What needs to be done
If a line in the material below has the word "Octo", copy it.

........

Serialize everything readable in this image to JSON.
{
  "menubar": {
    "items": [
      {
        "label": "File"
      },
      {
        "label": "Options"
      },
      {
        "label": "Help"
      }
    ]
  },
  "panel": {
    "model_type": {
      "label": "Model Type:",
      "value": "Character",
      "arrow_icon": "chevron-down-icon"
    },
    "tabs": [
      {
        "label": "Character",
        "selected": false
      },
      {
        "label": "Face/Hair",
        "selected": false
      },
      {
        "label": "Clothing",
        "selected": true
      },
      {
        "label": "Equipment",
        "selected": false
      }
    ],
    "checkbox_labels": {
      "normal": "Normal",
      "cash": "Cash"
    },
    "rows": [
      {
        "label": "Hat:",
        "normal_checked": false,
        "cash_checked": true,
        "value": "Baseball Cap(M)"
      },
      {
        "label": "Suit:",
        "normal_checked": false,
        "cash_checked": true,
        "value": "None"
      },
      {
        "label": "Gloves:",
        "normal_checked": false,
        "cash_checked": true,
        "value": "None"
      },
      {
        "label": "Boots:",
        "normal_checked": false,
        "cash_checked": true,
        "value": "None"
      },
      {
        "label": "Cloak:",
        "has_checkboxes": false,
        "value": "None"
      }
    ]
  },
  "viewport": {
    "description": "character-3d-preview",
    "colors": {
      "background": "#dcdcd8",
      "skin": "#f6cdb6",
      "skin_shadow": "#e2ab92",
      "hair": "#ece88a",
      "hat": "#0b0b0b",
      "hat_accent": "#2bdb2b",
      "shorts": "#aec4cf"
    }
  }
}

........

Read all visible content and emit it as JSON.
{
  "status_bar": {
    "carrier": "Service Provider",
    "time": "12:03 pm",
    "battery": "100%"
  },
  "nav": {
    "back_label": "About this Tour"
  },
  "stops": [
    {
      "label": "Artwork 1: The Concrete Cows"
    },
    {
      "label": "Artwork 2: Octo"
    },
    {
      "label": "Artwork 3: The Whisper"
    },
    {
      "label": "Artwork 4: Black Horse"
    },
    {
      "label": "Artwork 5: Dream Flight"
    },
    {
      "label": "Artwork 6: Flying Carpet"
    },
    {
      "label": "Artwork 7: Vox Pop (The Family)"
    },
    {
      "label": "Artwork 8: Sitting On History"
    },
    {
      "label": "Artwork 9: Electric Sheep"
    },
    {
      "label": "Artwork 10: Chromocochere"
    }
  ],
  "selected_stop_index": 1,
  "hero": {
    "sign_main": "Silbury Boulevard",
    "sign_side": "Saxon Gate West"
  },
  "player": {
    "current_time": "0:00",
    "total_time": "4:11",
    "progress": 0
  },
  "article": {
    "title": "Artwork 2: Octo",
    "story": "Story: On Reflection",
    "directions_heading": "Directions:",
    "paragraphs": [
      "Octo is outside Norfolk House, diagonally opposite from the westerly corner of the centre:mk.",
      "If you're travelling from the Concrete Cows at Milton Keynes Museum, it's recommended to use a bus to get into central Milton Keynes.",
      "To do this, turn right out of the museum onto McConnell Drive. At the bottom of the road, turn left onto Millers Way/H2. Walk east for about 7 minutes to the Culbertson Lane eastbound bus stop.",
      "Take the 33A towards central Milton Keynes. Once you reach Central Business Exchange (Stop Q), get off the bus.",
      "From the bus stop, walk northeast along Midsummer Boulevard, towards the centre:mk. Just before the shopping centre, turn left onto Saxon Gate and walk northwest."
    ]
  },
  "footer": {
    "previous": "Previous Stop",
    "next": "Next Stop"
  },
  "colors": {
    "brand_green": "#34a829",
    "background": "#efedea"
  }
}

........

Response below
      "label": "Artwork 2: Octo"
    "title": "Artwork 2: Octo",
      "Octo is outside Norfolk House, diagonally opposite from the westerly corner of the centre:mk.",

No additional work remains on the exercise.